The records:
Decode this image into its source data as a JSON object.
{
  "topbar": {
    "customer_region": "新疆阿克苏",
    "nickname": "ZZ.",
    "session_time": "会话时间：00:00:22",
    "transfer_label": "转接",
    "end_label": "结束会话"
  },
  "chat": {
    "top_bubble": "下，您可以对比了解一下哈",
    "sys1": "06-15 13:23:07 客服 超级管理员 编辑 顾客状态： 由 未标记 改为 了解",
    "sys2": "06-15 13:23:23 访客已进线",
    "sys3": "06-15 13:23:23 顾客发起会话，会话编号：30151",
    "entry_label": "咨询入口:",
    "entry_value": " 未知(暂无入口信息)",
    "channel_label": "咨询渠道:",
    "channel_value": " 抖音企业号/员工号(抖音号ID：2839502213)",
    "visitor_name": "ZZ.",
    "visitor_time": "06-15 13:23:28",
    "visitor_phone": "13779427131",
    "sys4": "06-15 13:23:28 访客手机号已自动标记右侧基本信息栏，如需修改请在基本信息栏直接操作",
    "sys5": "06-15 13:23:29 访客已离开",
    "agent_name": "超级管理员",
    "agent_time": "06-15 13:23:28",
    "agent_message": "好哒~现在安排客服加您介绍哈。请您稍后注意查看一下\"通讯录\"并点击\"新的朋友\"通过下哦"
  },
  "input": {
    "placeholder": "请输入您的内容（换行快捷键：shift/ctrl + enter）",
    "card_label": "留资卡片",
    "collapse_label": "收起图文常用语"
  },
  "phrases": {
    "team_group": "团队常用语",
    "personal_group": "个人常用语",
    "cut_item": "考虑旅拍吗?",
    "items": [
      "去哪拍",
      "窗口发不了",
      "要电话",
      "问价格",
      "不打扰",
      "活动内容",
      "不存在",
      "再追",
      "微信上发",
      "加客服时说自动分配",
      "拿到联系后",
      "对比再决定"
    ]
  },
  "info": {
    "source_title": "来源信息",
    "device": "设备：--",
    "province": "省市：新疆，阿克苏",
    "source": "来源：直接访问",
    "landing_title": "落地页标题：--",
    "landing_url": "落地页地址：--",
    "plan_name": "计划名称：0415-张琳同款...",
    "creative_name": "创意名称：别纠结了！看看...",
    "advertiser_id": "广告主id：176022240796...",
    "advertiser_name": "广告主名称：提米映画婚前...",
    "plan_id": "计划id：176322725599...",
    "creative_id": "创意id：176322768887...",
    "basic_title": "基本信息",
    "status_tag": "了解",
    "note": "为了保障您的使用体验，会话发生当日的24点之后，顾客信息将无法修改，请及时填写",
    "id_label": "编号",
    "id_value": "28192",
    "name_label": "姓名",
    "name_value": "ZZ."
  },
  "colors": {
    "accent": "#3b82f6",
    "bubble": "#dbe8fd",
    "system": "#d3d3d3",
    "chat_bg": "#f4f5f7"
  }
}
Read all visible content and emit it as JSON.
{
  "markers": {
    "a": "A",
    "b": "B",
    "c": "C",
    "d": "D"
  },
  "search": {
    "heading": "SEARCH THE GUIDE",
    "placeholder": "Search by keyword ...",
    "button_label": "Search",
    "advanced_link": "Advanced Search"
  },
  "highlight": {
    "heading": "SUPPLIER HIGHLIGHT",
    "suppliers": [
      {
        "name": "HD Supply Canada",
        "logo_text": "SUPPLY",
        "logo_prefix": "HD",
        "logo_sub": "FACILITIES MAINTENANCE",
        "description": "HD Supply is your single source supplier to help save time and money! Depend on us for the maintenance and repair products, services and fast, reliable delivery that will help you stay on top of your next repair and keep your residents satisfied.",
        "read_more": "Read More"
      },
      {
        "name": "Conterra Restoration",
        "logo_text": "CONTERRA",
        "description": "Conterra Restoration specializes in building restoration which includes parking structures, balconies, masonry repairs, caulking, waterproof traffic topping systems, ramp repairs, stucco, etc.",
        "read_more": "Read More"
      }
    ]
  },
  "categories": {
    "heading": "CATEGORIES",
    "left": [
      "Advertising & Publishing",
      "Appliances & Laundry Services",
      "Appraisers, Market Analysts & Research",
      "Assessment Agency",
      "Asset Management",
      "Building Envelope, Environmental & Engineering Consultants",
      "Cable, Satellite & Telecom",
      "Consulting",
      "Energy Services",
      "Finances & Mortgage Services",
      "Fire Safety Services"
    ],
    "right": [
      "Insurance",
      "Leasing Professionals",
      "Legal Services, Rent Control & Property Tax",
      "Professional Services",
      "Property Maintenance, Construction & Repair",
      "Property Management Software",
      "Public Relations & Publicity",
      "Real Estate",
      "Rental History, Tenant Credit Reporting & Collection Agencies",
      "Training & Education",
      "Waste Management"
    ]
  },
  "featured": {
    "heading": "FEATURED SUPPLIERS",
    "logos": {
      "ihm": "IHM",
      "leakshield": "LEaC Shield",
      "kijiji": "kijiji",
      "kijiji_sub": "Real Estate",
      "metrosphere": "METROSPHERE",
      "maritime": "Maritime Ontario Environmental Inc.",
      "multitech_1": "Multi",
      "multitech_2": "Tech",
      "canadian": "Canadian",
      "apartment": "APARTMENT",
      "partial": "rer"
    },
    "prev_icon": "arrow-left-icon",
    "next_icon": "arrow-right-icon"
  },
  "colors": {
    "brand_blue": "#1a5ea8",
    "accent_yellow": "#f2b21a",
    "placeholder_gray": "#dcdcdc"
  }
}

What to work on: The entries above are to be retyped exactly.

Result for this exercise:
Decode this image into its source data as a JSON object.
{
  "topbar": {
    "customer_region": "新疆阿克苏",
    "nickname": "ZZ.",
    "session_time": "会话时间：00:00:22",
    "transfer_label": "转接",
    "end_label": "结束会话"
  },
  "chat": {
    "top_bubble": "下，您可以对比了解一下哈",
    "sys1": "06-15 13:23:07 客服 超级管理员 编辑 顾客状态： 由 未标记 改为 了解",
    "sys2": "06-15 13:23:23 访客已进线",
    "sys3": "06-15 13:23:23 顾客发起会话，会话编号：30151",
    "entry_label": "咨询入口:",
    "entry_value": " 未知(暂无入口信息)",
    "channel_label": "咨询渠道:",
    "channel_value": " 抖音企业号/员工号(抖音号ID：2839502213)",
    "visitor_name": "ZZ.",
    "visitor_time": "06-15 13:23:28",
    "visitor_phone": "13779427131",
    "sys4": "06-15 13:23:28 访客手机号已自动标记右侧基本信息栏，如需修改请在基本信息栏直接操作",
    "sys5": "06-15 13:23:29 访客已离开",
    "agent_name": "超级管理员",
    "agent_time": "06-15 13:23:28",
    "agent_message": "好哒~现在安排客服加您介绍哈。请您稍后注意查看一下\"通讯录\"并点击\"新的朋友\"通过下哦"
  },
  "input": {
    "placeholder": "请输入您的内容（换行快捷键：shift/ctrl + enter）",
    "card_label": "留资卡片",
    "collapse_label": "收起图文常用语"
  },
  "phrases": {
    "team_group": "团队常用语",
    "personal_group": "个人常用语",
    "cut_item": "考虑旅拍吗?",
    "items": [
      "去哪拍",
      "窗口发不了",
      "要电话",
      "问价格",
      "不打扰",
      "活动内容",
      "不存在",
      "再追",
      "微信上发",
      "加客服时说自动分配",
      "拿到联系后",
      "对比再决定"
    ]
  },
  "info": {
    "source_title": "来源信息",
    "device": "设备：--",
    "province": "省市：新疆，阿克苏",
    "source": "来源：直接访问",
    "landing_title": "落地页标题：--",
    "landing_url": "落地页地址：--",
    "plan_name": "计划名称：0415-张琳同款...",
    "creative_name": "创意名称：别纠结了！看看...",
    "advertiser_id": "广告主id：176022240796...",
    "advertiser_name": "广告主名称：提米映画婚前...",
    "plan_id": "计划id：176322725599...",
    "creative_id": "创意id：176322768887...",
    "basic_title": "基本信息",
    "status_tag": "了解",
    "note": "为了保障您的使用体验，会话发生当日的24点之后，顾客信息将无法修改，请及时填写",
    "id_label": "编号",
    "id_value": "28192",
    "name_label": "姓名",
    "name_value": "ZZ."
  },
  "colors": {
    "accent": "#3b82f6",
    "bubble": "#dbe8fd",
    "system": "#d3d3d3",
    "chat_bg": "#f4f5f7"
  }
}
Read all visible content and emit it as JSON.
{
  "markers": {
    "a": "A",
    "b": "B",
    "c": "C",
    "d": "D"
  },
  "search": {
    "heading": "SEARCH THE GUIDE",
    "placeholder": "Search by keyword ...",
    "button_label": "Search",
    "advanced_link": "Advanced Search"
  },
  "highlight": {
    "heading": "SUPPLIER HIGHLIGHT",
    "suppliers": [
      {
        "name": "HD Supply Canada",
        "logo_text": "SUPPLY",
        "logo_prefix": "HD",
        "logo_sub": "FACILITIES MAINTENANCE",
        "description": "HD Supply is your single source supplier to help save time and money! Depend on us for the maintenance and repair products, services and fast, reliable delivery that will help you stay on top of your next repair and keep your residents satisfied.",
        "read_more": "Read More"
      },
      {
        "name": "Conterra Restoration",
        "logo_text": "CONTERRA",
        "description": "Conterra Restoration specializes in building restoration which includes parking structures, balconies, masonry repairs, caulking, waterproof traffic topping systems, ramp repairs, stucco, etc.",
        "read_more": "Read More"
      }
    ]
  },
  "categories": {
    "heading": "CATEGORIES",
    "left": [
      "Advertising & Publishing",
      "Appliances & Laundry Services",
      "Appraisers, Market Analysts & Research",
      "Assessment Agency",
      "Asset Management",
      "Building Envelope, Environmental & Engineering Consultants",
      "Cable, Satellite & Telecom",
      "Consulting",
      "Energy Services",
      "Finances & Mortgage Services",
      "Fire Safety Services"
    ],
    "right": [
      "Insurance",
      "Leasing Professionals",
      "Legal Services, Rent Control & Property Tax",
      "Professional Services",
      "Property Maintenance, Construction & Repair",
      "Property Management Software",
      "Public Relations & Publicity",
      "Real Estate",
      "Rental History, Tenant Credit Reporting & Collection Agencies",
      "Training & Education",
      "Waste Management"
    ]
  },
  "featured": {
    "heading": "FEATURED SUPPLIERS",
    "logos": {
      "ihm": "IHM",
      "leakshield": "LEaC Shield",
      "kijiji": "kijiji",
      "kijiji_sub": "Real Estate",
      "metrosphere": "METROSPHERE",
      "maritime": "Maritime Ontario Environmental Inc.",
      "multitech_1": "Multi",
      "multitech_2": "Tech",
      "canadian": "Canadian",
      "apartment": "APARTMENT",
      "partial": "rer"
    },
    "prev_icon": "arrow-left-icon",
    "next_icon": "arrow-right-icon"
  },
  "colors": {
    "brand_blue": "#1a5ea8",
    "accent_yellow": "#f2b21a",
    "placeholder_gray": "#dcdcdc"
  }
}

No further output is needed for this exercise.